By Michael Baadke
The father of Denmark’s reigning queen, Margrethe II, was King Frederik IX, who was born Christian Frederik Frantz Michael Carl Valdemar Georg on March 11, 1899, at Sorgenfri Palace in Lyngby, Denmark, north of Copenhagen.
Following the death of his grandfather, King Frederik VIII, on May 14, 1912, his father became King Christian X, and young Frederik was named crown prince. The prince entered the Danish Naval Academy in Copenhagen as a midshipman in 1917; he would become captain of a torpedo boat and later rise to the rank of rear admiral.
In 1935 he married Ingrid, the Swedish princess, and she became Queen of Denmark when Frederik was crowned following the death of his father in 1947. Together they had three daughters: Margrethe, Benedikte, and Anne-Marie.
Frederik IX was widely admired by the people of Denmark. A news report published in the Chicago Tribune following the king’s death Jan. 14, 1972, noted that “Frederik stood 6 feet 6 and was richly tattooed, a souvenir of his navy days. He had flown dirigibles, commanded torpedo boats, driven locomotives, and conducted symphony orchestras.”
King Frederik IX first appeared on Danish stamps issued in 1948, after he ascended the throne.

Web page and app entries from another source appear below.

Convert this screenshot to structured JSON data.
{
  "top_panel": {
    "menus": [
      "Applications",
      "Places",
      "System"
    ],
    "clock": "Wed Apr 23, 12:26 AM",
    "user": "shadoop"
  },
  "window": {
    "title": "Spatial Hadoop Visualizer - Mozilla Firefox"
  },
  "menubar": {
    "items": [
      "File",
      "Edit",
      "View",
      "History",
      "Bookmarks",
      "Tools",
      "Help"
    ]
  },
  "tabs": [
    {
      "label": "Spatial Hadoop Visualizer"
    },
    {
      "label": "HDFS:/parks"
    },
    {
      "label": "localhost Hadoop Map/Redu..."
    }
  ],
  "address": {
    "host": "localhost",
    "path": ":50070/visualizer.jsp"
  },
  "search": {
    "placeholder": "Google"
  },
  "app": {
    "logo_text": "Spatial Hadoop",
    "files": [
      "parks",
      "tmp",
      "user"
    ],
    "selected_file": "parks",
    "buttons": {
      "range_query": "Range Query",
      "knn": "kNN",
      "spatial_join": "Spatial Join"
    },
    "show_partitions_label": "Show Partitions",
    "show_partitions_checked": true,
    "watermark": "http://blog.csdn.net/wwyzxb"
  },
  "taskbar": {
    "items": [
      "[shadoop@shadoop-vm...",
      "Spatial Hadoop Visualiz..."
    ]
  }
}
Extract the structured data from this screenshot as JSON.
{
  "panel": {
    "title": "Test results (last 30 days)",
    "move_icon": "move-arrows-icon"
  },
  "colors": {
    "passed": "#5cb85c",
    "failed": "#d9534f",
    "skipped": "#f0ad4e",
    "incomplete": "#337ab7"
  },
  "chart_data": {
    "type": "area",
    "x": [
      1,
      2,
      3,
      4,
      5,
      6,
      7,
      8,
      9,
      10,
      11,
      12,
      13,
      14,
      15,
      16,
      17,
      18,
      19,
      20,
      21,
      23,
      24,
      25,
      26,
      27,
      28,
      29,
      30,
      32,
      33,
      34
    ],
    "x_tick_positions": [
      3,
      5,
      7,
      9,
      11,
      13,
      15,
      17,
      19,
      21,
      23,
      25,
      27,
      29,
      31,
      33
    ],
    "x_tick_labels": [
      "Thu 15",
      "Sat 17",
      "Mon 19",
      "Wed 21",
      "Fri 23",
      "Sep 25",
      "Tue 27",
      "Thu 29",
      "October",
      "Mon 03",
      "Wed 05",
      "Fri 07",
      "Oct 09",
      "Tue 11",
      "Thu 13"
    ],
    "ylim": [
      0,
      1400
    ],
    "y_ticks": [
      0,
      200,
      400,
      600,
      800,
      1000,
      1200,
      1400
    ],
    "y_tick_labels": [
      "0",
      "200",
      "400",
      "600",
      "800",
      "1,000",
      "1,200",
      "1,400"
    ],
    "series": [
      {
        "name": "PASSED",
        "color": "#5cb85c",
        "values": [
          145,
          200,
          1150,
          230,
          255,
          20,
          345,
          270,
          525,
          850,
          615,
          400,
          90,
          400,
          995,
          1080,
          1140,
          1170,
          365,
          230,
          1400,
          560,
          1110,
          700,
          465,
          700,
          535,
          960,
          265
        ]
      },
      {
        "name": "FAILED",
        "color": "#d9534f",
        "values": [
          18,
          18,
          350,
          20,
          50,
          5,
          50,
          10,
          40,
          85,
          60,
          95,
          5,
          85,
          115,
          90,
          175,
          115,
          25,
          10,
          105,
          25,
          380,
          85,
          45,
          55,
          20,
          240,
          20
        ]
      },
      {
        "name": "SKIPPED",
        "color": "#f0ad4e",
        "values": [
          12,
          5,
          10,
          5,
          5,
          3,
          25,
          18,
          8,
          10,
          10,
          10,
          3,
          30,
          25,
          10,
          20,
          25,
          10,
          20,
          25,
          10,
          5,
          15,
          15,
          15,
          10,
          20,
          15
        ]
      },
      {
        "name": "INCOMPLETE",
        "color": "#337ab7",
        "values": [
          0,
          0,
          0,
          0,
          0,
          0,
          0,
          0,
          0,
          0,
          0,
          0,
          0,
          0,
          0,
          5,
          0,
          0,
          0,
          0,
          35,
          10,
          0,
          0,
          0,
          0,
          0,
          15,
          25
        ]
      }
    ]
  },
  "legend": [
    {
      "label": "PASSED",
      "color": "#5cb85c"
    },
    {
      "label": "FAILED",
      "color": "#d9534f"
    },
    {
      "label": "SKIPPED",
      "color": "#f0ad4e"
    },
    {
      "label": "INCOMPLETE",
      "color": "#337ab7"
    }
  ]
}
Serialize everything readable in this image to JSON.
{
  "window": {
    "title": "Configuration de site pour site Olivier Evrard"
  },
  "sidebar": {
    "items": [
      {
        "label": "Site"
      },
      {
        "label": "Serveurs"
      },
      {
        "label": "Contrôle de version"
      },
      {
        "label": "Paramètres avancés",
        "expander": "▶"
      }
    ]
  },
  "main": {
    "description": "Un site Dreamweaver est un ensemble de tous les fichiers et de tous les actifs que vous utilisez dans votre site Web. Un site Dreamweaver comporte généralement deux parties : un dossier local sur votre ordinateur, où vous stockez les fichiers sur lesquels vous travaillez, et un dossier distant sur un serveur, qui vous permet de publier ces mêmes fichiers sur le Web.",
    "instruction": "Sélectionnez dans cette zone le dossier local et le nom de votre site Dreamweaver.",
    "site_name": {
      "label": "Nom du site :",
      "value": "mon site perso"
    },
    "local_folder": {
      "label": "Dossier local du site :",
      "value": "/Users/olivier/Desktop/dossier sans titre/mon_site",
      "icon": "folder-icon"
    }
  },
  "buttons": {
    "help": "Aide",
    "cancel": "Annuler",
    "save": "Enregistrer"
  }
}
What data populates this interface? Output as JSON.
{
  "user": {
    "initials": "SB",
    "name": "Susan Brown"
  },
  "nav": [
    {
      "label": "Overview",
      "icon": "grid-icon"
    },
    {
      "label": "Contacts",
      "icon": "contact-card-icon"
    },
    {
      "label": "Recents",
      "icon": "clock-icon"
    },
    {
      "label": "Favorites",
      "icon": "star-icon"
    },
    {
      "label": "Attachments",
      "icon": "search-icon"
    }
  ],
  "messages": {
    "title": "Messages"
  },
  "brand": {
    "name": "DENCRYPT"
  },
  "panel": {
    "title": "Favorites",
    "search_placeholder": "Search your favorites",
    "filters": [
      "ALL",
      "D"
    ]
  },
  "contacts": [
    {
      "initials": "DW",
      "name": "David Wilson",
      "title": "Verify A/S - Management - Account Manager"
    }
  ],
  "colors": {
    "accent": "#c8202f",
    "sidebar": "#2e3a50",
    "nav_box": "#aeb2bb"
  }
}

That initial definitive stamp set consists of nine major varieties (Scott 306-314).